What perhaps first strikes you here is the quality of the script; it resembles a clockwork dream in which it at once has a precise and finely tuned feel where you can almost feel every meticulously devised element working in sync to produce an almost contradictorily undefined and illusive atmosphere. It would be going too far to describe this as surrealist as some have done, however the flavours of that movement do colour and thus bring something new to what is effectively a Logan’s Run style sci-fi, albeit set in the present day. The structure of a troubling society which hunts those who try to run away into the wilderness brings a sense of familiarity to the piece, keeping it necessarily grounded and more easily digestible.
I loved the film’s slow pace, its score and the dreamy feel it conjures up, however I could hear from the audience I saw it with that it wasn’t for everyone. Perhaps people come to this expecting more frequent laughs, the trailer does perhaps lead you that way. It’s certainly not a lie that this film has a strong comedic bone, it’s often jet black in its humour and when it deploys it it’s often hilarious. But the film is also an emotional and aware piece of work that is commenting on many things and deserves to be taken seriously. Perhaps that is why it has chosen an amazing cast who are excellent comedians but who can also play with the best of them when it comes to dramatic roles. I’m talking about people such as John C Reilly, Ben Whishaw, Olivia Coleman, Colin Farrell, Ashley Jensen and Ariane Labed amongst others. They all have the ability to bring human depth to their characters whilst delivering witticisms, and when placed alongside more dramatic actors including Lea Seydoux and Rachel Weisz the film succeeds at being both effective satire and a poignant story.
Odd, witty, mysterious, affecting, profound, violent, exhilarating, intoxicating, smart, difficult… these are all words which can be used to describe The Lobster. Some of them I’ve used in this review, some not, but either way they don’t really do justice to what must be one of the most original films in years. It will divide audiences and its true that it isn’t for everyone but if you click with it as I did then you’ll consider it amongst the very best films of the year. Even if you don’t fall for it completely there is plenty of interest here for everybody from its starry cast to the strength of its script. You owe it to yourself to catch it and see what you make of it.

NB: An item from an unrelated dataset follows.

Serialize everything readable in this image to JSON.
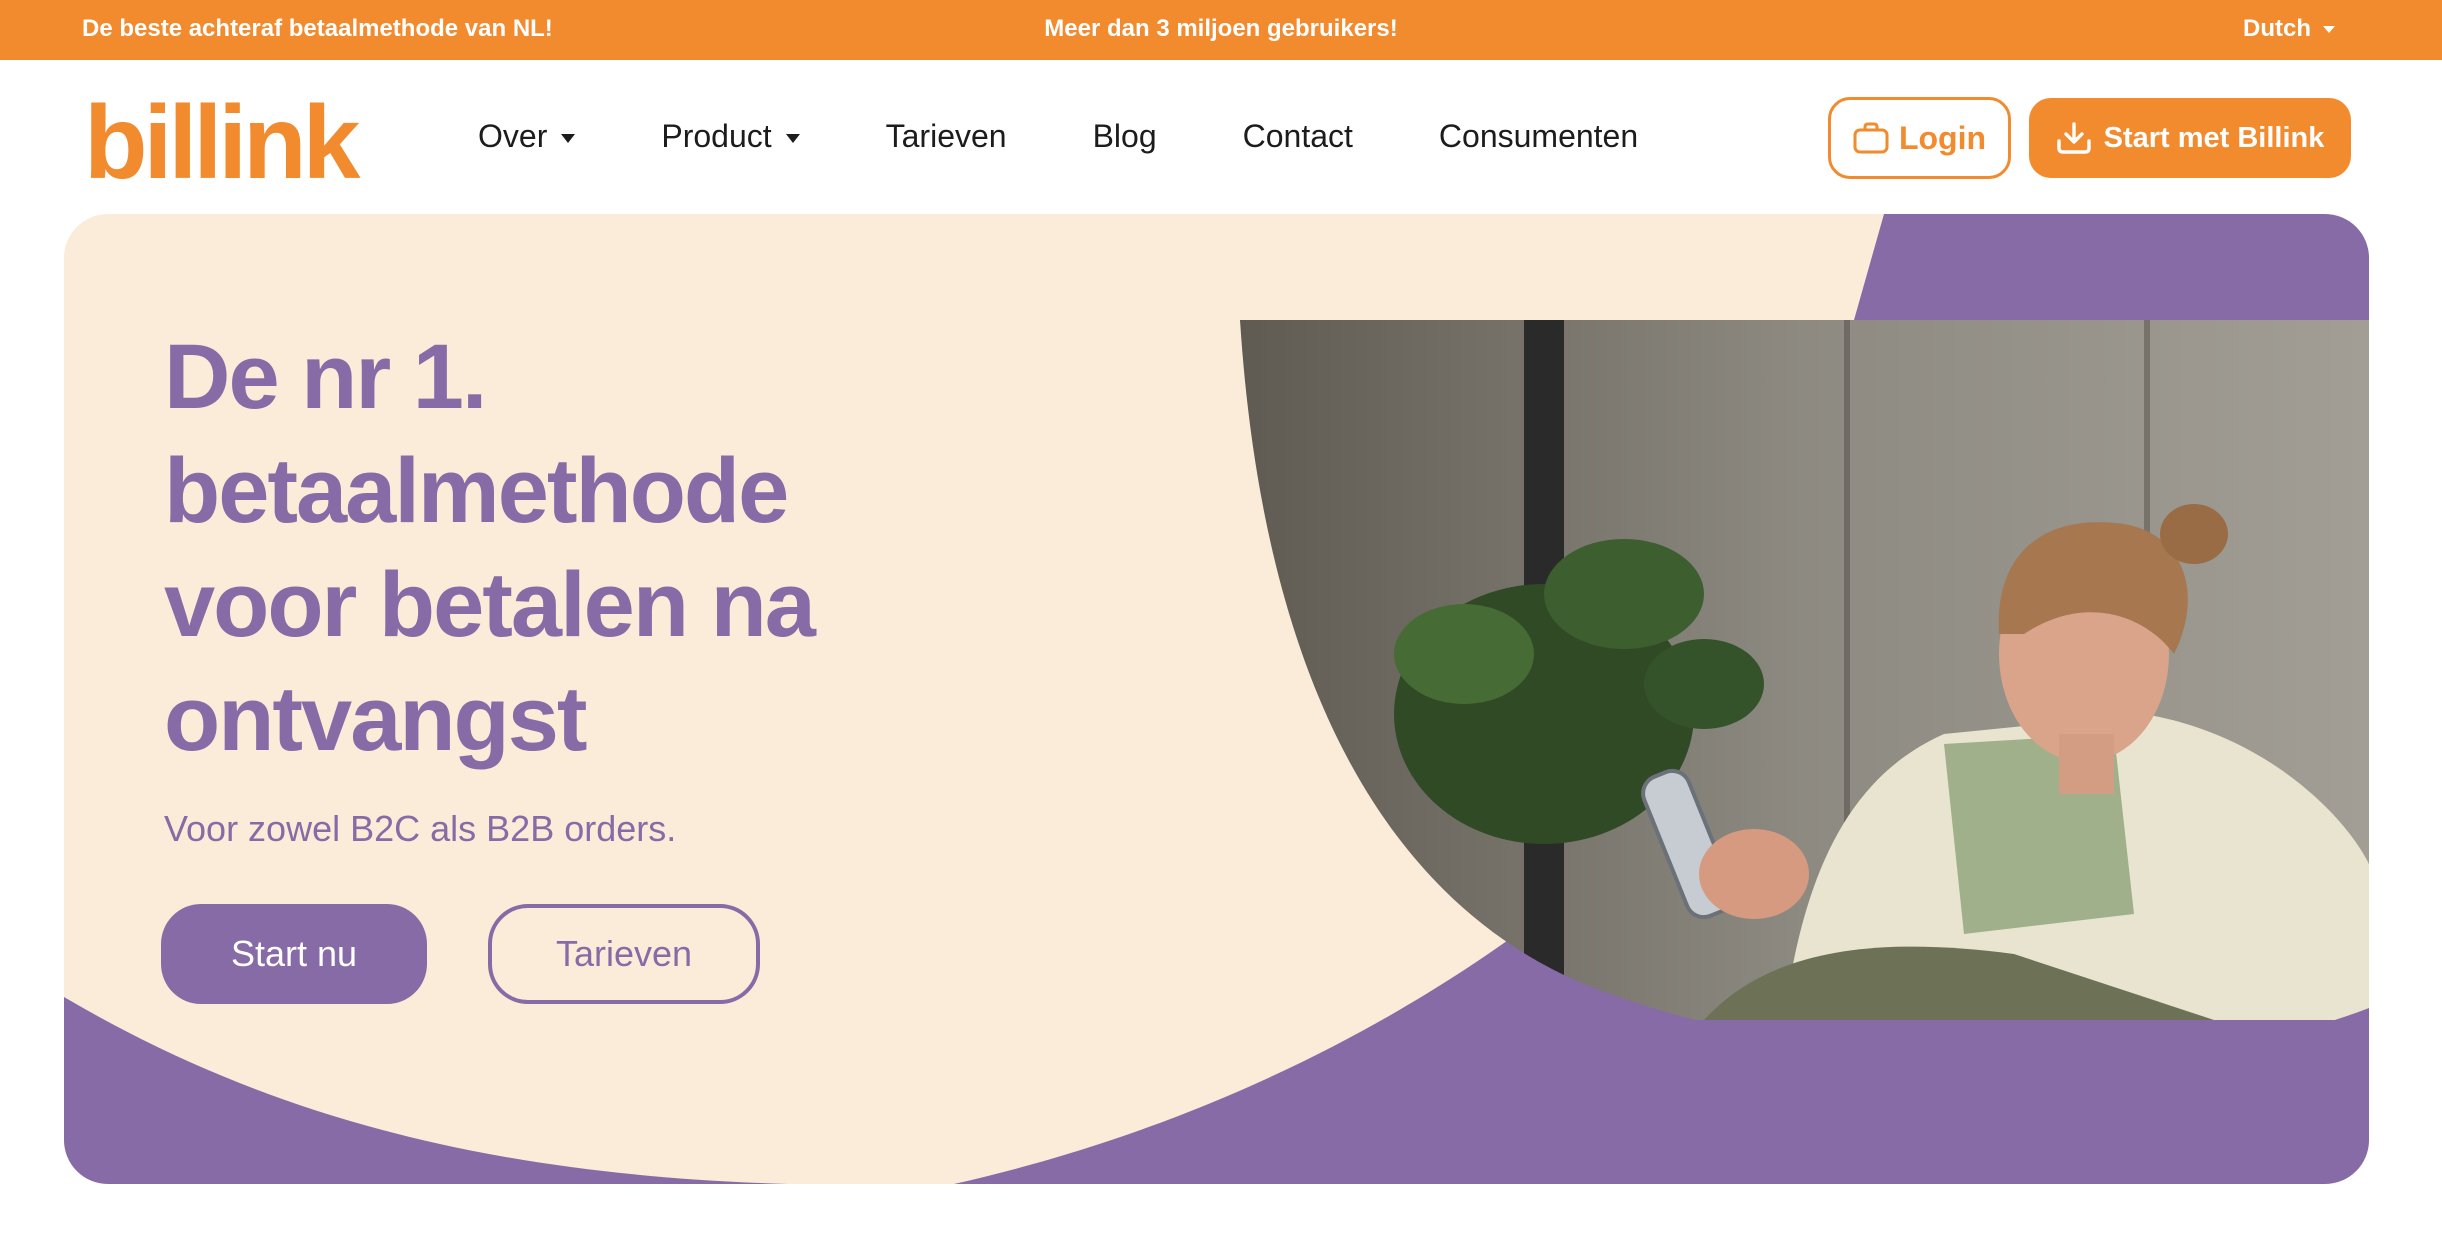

The Lobster is open in UK cinemas now, are you planning on seeing it? Let us know in the box below!